What is the difference between a Lehman Brothers trader and a pigeon?

The pigeon can still make a deposit on a Ferrari.


Bankruptcy, not bailouts


The fact that government bears such a huge responsibility for the current mess means any response should eliminate the conditions that created this situation in the first place, not attempt to fix bad government with more government.

The obvious alternative to a bailout is letting troubled financial institutions declare bankruptcy. Bankruptcy means that shareholders typically get wiped out and the creditors own the company.

Bankruptcy does not mean the company disappears; it is just owned by someone new (as has occurred with several airlines). Bankruptcy punishes those who took excessive risks while preserving those aspects of a businesses that remain profitable.

Deck chairs on the Titanic

An interesting analogy goes a long way toward explaining Main Street skepticism on the bailout package.

Think of the mortgage securities market as a poker game being played on a ship. The game is grinding to a halt, because so many players have lost most of their chips. So they come out on deck and shout, “Emergency! Emergency! The ship is about to sink! Everybody needs to give the ship’s Bursar authority to play poker, using money from the ship’s vault!”
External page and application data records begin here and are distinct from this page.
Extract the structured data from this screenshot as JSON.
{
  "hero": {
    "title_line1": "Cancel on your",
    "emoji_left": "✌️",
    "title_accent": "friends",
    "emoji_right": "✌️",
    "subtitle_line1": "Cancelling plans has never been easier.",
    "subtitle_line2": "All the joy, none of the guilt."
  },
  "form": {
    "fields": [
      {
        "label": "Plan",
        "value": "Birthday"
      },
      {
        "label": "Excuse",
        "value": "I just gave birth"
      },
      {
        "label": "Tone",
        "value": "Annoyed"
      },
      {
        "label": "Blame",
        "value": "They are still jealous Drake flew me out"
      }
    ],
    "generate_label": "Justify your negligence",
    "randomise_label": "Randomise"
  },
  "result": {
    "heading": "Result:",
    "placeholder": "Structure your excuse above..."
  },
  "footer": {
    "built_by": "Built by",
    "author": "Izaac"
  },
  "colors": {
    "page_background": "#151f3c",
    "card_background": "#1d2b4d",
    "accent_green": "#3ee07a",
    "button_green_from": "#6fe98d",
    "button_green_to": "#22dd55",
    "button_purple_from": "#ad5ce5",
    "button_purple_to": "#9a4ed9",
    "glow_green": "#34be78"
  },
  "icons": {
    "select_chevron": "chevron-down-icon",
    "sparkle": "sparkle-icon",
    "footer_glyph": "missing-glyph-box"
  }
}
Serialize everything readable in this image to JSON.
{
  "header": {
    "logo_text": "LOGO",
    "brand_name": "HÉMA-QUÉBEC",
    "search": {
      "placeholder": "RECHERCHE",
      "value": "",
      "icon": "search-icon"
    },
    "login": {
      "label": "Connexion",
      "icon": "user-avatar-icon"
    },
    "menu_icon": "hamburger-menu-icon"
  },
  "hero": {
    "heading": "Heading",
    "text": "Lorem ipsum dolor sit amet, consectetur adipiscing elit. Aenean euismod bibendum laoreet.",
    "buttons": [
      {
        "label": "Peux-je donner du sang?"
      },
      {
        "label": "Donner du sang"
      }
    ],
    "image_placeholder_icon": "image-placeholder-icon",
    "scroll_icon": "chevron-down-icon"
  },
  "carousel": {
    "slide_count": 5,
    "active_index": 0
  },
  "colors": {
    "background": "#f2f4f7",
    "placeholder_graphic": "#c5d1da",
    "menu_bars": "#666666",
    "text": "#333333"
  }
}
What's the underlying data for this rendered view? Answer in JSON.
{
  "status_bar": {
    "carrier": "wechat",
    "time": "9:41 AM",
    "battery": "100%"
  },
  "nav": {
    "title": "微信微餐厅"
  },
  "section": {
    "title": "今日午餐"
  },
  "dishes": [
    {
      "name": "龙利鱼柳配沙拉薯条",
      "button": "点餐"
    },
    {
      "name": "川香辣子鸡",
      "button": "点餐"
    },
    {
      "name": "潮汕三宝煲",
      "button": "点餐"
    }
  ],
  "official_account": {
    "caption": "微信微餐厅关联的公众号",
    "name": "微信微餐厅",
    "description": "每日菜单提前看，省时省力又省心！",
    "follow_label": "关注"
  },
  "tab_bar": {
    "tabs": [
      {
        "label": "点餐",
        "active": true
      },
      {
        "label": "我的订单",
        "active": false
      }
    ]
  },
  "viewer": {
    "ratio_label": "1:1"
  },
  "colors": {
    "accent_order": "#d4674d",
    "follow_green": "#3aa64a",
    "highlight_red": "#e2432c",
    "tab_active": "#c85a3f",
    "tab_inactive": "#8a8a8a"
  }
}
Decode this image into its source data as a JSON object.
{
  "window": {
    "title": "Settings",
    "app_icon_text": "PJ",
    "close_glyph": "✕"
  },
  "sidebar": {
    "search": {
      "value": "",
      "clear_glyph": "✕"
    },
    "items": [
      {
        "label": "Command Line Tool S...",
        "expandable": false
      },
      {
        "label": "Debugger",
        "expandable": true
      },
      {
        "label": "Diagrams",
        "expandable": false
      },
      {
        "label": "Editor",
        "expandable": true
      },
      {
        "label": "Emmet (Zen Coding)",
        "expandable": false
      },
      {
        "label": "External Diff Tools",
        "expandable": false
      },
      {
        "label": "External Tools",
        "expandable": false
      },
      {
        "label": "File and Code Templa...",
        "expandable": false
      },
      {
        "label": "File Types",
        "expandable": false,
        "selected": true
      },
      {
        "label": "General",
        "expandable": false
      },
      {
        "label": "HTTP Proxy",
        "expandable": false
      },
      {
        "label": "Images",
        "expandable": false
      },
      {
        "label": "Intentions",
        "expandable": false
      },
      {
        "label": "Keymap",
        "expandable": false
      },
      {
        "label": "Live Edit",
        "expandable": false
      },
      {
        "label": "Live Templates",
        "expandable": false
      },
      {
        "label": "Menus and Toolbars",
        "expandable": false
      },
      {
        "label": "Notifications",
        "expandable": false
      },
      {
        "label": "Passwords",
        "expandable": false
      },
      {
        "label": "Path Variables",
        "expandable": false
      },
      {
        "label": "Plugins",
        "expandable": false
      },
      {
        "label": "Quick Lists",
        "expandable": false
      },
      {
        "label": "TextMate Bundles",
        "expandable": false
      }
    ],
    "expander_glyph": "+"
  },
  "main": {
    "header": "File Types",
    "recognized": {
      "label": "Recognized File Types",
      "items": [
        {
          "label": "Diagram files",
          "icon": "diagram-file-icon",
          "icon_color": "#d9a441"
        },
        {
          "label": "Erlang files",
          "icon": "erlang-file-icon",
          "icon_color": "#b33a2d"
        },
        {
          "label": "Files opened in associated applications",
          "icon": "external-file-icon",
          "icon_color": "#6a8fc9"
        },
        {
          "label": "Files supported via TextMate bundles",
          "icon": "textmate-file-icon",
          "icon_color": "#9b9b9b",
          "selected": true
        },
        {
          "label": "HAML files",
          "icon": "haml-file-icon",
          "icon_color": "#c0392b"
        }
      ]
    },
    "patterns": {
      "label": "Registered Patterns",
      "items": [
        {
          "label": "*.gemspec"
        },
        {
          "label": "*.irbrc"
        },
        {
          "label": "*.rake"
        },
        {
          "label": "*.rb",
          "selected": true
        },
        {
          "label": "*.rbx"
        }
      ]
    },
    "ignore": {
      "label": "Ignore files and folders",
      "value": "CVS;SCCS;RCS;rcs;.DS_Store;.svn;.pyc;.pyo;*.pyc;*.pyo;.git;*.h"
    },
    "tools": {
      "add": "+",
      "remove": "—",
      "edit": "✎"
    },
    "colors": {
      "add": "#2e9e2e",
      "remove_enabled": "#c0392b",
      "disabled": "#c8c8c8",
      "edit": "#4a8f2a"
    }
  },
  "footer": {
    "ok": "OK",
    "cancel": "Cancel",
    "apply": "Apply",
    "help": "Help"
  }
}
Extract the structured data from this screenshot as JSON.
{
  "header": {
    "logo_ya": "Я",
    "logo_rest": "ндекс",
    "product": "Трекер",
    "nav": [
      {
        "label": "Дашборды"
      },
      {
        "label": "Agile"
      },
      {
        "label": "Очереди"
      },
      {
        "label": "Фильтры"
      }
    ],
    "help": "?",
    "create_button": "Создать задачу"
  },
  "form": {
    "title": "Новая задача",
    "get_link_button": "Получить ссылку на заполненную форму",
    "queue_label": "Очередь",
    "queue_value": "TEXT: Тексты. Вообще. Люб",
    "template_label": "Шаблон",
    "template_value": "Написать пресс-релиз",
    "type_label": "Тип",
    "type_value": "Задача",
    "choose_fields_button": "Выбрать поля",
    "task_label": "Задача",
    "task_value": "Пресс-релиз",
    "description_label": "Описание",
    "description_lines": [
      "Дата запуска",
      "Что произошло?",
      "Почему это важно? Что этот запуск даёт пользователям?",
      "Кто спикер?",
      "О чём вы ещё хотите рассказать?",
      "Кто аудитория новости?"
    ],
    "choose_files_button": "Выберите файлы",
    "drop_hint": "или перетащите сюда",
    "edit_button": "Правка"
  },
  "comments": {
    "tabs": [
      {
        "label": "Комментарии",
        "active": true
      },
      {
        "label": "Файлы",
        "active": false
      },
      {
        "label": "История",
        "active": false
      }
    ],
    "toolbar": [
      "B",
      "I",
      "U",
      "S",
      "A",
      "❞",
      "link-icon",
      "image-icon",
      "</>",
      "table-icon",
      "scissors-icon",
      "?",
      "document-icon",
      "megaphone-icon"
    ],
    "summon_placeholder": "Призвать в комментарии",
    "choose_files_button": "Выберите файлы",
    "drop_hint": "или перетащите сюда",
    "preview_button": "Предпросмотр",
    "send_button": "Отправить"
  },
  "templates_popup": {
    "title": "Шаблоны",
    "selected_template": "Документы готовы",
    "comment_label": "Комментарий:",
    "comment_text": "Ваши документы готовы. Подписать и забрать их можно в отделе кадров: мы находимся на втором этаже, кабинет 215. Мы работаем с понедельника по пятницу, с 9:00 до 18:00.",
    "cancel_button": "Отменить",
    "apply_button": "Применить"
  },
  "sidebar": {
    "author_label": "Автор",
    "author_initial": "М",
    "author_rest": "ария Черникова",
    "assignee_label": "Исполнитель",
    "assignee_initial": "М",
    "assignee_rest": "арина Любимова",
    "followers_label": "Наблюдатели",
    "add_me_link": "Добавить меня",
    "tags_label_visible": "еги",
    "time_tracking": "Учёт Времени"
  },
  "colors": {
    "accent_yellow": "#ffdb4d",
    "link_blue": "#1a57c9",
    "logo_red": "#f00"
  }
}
It’s not clear that the ship is sinking, or how reviving the poker game would help if it is.


Hat tip: Positive Liberty

Biting the hand that….oops

So the Republican’ts were against the bailout before they were for being against the…oh, nevermind…

The Republican National Committee’s new advertisement critical of the the Wall Street “bailout” was produced and sent to television stations in key states before the package failed, officials at two stations said.

“Wall Street Squanders our money. And Washington is forced to bail them out with — you guessed it — our money. Can it get any worse?” asks the ad’s narrator, as the words “BAILOUT WITH OUR MONEY” cross the screen. (The answer: Obama’s plans would make it worse.)

The ad, however, seems to assume that it can safely attack a successful plan. And the reason may be the timing: Though it started airing this morning, the spot was released to stations yesterday morning, ad executives at stations in Michigan and Pennsylvania said.

So, engineer a bailout to satisfy your pampered billionare cronies, then attack the democrats for the bailout.  Joy.  Thieving rat bastards, one and all.

Breaking down the breakdown

Chris Bowers discusses what it’s like being called an idiot.  Repeatedly.  For the sin of winning the argument on a flawed bailout plan.

Being one of the roughly one hundred and eighty million Americans who opposed the bailout bill today, I have to say that I can’t remember being called stupid so often in a 24 hour period so many times in my life. Like the many other lobotomized zombies that compose, or decompose, the slathering, brain dead hordes who simply don’t understand economics, it is important to speak to me slowly, remind me that I should abrogate all of my decision making to academic experts and, if I don’t, that it will be an example of how democracy itself has failed.

Yeesh. I think I am developing a better understanding of why the conservative backlash narrative works so well. People on the losing side of major legislative and electoral battles in America really do have a habit of calling the winners stupid. When discussing the defeat of the bailout today, the pundit tone on television was almost universally patronizing, sneering disbelief. This even though the pundits were talking about members of Congress who almost all have advanced degrees, who all were democratically elected by hundreds of thousands of people, who acted under enormous stress and in opposition to all available leadership, and who by virtually every available measure are all really, very successful, hard working, people who work in public service. And yet, the disbelief as to how this group of Neanderthals would dare to put the country in such a grim position by daring to vote against this bailout is surely a sign of not only idiocy, but of the failure of the democratic process itself.

After being told at least two dozen times today that my opposition to the bailout is not valid because I don’t have enough college credit in economics, I think a few things need to be said. I say them in the extended entry.

Read it in full.